**DIRECTIONS FOR THIS TASK:** From the entries that follow, report every line in which "title" occurs.

**INPUT FOR THIS TASK:**
····················
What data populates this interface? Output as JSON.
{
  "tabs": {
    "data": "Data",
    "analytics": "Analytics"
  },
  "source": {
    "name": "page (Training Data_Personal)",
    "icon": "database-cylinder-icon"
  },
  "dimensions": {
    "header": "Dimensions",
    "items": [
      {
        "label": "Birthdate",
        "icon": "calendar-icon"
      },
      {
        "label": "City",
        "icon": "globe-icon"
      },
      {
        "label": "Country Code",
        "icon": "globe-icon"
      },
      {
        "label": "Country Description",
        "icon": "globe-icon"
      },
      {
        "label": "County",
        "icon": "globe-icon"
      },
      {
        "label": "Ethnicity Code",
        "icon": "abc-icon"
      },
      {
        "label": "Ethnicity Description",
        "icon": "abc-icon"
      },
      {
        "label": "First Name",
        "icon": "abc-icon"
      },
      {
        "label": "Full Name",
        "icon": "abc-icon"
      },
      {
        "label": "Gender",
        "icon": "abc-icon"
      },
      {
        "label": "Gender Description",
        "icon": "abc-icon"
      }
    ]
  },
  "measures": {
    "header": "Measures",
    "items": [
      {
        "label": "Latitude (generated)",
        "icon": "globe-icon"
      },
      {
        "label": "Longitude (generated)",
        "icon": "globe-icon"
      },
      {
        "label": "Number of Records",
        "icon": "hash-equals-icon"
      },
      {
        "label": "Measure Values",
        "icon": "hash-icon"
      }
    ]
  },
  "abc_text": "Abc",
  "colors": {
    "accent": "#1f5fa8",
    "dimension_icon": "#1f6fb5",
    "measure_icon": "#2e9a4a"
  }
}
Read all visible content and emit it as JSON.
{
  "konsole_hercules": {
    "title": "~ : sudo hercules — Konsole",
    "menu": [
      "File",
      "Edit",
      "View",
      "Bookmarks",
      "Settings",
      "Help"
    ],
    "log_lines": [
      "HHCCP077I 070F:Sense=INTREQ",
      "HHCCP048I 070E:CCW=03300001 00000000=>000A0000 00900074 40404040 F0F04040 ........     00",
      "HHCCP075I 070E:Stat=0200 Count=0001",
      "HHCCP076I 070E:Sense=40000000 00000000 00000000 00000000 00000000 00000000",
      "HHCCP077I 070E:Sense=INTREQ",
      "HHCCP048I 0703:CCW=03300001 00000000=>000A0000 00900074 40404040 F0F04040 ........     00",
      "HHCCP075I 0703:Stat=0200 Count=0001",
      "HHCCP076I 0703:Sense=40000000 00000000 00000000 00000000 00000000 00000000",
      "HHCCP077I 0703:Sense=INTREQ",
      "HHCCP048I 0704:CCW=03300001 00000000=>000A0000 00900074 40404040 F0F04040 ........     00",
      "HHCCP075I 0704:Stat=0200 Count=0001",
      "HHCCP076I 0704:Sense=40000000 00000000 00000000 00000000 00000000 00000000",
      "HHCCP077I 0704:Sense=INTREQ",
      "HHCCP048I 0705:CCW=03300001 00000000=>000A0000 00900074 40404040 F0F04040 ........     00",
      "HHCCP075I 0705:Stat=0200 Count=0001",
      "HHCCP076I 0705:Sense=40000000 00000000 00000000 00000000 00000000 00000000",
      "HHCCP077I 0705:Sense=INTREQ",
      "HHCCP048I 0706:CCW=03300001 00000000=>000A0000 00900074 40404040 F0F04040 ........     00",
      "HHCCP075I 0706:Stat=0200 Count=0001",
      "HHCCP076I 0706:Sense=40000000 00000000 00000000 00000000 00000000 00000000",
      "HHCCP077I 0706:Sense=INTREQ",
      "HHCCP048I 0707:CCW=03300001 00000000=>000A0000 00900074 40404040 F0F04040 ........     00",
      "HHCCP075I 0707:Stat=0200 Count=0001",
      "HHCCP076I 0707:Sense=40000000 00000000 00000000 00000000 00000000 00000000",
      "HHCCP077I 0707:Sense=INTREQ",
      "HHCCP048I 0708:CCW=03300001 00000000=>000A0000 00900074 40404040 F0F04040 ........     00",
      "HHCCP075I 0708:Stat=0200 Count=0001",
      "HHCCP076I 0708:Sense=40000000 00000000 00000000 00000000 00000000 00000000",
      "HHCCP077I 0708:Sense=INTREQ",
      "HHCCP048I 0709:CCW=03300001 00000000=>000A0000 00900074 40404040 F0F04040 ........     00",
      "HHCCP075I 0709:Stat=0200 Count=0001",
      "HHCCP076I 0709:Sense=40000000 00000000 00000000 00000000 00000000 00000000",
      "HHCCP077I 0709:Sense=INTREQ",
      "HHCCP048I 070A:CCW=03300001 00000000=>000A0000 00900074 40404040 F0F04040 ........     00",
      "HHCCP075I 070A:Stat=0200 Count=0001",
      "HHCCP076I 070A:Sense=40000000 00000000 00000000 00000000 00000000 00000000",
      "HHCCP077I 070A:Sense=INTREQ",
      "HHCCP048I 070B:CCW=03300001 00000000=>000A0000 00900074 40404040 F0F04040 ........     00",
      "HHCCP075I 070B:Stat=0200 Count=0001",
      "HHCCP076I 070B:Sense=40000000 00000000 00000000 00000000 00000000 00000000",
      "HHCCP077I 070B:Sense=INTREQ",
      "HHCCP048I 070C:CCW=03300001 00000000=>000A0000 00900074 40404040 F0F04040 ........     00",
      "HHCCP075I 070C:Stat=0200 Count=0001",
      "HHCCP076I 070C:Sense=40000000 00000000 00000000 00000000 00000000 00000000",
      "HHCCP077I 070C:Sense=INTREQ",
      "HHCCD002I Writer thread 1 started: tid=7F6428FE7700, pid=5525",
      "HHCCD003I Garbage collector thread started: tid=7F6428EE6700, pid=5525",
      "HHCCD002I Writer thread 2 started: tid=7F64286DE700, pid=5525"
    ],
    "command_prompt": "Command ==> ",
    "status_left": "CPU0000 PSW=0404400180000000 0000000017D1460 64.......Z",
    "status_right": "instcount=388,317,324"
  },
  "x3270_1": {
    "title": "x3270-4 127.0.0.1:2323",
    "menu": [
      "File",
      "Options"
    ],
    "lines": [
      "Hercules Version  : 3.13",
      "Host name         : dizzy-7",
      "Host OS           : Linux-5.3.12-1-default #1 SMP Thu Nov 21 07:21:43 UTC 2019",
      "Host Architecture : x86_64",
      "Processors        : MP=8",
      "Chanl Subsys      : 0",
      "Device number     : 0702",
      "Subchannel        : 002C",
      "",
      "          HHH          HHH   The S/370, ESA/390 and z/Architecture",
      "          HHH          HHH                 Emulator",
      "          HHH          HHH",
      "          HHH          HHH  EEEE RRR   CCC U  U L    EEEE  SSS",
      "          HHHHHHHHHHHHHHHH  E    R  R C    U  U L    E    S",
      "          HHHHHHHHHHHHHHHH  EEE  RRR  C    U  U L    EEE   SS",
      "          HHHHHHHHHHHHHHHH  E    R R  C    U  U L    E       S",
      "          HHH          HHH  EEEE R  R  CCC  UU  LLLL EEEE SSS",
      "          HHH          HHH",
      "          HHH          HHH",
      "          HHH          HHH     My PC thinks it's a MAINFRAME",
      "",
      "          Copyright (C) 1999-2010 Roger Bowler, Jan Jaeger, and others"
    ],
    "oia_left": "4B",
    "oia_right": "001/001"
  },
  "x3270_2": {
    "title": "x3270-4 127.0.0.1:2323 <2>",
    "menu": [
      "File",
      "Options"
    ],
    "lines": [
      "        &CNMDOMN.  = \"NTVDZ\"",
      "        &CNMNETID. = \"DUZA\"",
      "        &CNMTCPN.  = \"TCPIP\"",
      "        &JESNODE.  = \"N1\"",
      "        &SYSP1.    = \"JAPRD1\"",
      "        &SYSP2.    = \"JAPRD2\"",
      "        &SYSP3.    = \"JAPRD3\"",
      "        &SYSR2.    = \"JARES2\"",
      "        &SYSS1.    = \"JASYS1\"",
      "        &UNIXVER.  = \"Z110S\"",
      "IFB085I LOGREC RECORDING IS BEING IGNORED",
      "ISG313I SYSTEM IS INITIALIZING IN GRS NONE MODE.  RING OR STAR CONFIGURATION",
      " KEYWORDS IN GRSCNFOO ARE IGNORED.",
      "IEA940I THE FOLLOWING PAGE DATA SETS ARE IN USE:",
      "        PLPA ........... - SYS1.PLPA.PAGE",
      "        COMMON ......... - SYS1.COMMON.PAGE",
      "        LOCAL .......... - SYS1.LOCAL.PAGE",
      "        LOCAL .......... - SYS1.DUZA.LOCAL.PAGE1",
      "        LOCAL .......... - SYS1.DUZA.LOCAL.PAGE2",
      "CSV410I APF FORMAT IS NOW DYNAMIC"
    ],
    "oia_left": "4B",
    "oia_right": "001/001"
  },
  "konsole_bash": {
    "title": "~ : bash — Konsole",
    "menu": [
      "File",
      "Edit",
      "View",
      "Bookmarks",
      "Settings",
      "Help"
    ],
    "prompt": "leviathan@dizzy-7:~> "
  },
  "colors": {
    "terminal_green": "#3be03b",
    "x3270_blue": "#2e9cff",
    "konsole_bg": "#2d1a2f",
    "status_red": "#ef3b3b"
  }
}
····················
**SOLUTION TO THIS PROBLEM:**
    "title": "~ : sudo hercules — Konsole",
    "title": "x3270-4 127.0.0.1:2323",
    "title": "x3270-4 127.0.0.1:2323 <2>",
    "title": "~ : bash — Konsole",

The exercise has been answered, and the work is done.